Diagnosing alcohol use disorder (AUD) is a complex process that requires a comprehensive evaluation. It involves a combination of laboratory tests, physical examinations, psychological assessments, and self-assessment tools.9

In a clinical setting, healthcare professionals such as physicians, psychologists, or licensed clinical social workers will use a combination of these tools to assess the individual’s drinking habits, physical and mental health, and overall functioning. They will also consider any related medical conditions and the individual’s personal and family history.9

If you are worried drinking may be becoming a problem, self-assessment tools, such as the alcohol use disorders Identification Test (AUDIT) or the CAGE questionnaire, can be used to screen for AUD and provide valuable information about whether your drinking patterns qualify as alcoholism diagnosis criteria.3

It is important to note that the alcoholism diagnosis is based on the criteria outlined in the Diagnostic and Statistical Manual of Mental Disorders (DSM-5) and is made by a qualified healthcare professional.

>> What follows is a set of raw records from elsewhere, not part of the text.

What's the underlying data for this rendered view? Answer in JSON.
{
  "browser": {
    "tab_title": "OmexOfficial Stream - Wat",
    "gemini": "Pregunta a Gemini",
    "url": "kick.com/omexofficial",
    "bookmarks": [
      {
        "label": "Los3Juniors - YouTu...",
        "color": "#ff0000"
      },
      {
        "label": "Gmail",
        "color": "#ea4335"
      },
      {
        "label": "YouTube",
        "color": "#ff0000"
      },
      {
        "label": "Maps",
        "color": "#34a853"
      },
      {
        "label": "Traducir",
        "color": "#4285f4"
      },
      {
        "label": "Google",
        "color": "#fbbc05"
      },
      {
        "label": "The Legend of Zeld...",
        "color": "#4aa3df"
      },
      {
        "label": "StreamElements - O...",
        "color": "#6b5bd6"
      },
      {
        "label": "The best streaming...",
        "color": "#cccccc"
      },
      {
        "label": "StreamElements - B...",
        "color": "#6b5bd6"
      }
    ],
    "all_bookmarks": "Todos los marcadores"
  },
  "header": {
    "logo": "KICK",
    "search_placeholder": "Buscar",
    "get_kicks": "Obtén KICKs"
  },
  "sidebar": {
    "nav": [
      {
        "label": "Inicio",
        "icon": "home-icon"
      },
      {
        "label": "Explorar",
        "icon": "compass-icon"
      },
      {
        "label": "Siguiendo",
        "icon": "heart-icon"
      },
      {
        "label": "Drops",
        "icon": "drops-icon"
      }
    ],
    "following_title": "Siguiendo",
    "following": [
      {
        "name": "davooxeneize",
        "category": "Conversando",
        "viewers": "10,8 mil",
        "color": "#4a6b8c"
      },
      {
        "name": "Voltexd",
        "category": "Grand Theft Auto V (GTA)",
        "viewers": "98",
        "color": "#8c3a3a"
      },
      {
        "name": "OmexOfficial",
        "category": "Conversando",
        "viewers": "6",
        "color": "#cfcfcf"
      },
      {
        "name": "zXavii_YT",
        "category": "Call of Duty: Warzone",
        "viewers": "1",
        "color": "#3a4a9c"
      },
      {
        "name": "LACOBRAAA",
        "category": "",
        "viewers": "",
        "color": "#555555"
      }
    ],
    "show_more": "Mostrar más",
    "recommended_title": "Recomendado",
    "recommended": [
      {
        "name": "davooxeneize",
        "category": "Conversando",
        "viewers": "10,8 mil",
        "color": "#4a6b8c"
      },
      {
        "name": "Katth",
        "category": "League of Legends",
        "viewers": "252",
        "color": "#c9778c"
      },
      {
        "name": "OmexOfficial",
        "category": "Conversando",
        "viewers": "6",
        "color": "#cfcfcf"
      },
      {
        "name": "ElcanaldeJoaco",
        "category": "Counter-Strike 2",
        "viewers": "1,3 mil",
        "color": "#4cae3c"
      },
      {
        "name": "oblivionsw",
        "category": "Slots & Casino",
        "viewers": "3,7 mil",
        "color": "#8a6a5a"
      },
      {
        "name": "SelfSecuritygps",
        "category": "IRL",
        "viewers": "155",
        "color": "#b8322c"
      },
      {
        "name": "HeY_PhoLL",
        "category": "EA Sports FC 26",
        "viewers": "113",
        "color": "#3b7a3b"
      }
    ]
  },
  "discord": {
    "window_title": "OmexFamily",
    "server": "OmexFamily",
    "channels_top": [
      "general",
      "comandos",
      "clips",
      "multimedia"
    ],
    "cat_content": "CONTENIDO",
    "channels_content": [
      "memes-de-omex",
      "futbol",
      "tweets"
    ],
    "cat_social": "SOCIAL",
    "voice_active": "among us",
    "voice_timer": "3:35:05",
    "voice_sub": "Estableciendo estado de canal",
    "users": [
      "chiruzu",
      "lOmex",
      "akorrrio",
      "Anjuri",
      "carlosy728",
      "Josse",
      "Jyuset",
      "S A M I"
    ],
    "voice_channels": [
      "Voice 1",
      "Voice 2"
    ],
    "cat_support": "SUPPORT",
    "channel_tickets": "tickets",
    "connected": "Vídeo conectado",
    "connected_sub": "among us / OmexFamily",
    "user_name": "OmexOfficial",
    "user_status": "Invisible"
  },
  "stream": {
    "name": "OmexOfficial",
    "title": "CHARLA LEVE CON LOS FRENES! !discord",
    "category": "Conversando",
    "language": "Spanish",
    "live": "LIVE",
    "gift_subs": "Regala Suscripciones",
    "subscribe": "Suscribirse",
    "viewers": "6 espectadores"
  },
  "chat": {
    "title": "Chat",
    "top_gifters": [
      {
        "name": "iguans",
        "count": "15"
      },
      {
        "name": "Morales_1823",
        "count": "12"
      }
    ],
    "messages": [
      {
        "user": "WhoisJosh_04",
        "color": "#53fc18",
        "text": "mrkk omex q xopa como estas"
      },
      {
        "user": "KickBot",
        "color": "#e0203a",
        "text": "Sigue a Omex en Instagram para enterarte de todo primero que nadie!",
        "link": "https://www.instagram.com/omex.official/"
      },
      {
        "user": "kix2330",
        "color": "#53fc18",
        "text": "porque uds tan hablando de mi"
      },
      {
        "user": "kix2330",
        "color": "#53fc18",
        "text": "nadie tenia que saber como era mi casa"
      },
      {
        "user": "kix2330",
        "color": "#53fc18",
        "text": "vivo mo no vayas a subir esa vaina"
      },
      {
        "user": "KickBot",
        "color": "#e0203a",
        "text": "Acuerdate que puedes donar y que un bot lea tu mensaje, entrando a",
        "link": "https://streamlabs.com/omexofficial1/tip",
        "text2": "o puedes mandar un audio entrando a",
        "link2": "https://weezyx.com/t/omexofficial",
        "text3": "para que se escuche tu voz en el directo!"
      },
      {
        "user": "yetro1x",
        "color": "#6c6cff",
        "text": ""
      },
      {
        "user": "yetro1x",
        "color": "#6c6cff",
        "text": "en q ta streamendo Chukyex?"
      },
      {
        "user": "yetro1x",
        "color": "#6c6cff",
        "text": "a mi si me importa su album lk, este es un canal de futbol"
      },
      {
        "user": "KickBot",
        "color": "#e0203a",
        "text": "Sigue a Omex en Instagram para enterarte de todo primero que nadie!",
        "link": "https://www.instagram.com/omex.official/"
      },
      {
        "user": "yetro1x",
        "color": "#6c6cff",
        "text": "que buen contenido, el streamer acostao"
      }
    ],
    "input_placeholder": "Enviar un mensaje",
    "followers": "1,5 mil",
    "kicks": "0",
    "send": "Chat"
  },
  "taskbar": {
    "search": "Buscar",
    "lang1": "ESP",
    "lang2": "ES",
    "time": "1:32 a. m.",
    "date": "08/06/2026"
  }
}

The use of multiple assessment tools and a thorough evaluation can help to ensure an accurate alcoholism diagnosis, which is important for developing a tailored treatment plan.2

Are you Diagnosed with Alcohol Use Disorder? Get Treatment Now in Nevada! 

Treatment options for individuals diagnosed with alcohol use disorder (AUD) include a range of interventions, including behavioral therapies, safe medical detox at a licensed facility, medication to help deal with the onset of withdrawal symptoms, and support groups. The most effective treatment plan will typically involve a combination of these approaches.10

Behavioral therapies such as cognitive-behavioral therapy (CBT) and motivational interviewing (MI) have been shown to be effective in treating AUD. These therapies help individuals to identify and change negative patterns of behavior related to alcohol use and develop coping strategies for dealing with triggers and cravings.10

Medications may also be used to treat an alcoholism diagnosis, particularly in more severe AUD cases. The most commonly used medications include naltrexone, acamprosate, and disulfiram. These medications can help to reduce cravings and prevent relapse.10

Support groups such as Alcoholics Anonymous (AA) can also be helpful in the treatment of AUD. These groups provide a supportive environment where individuals can share their experiences and receive encouragement and guidance from others who are also dealing with AUD. Most of these groups run their own hotlines, which can give patients information on treatment resources, payment options, and more.10

In addition, it is important to address any co-occurring mental health conditions and address any underlying medical issues that may be contributing to the individual’s alcoholism diagnosis. It is important to note that the treatment plan should be tailored to the individual’s needs. Close monitoring should be done throughout the process to evaluate the progress and make adjustments as needed.10

Frequently Asked Questions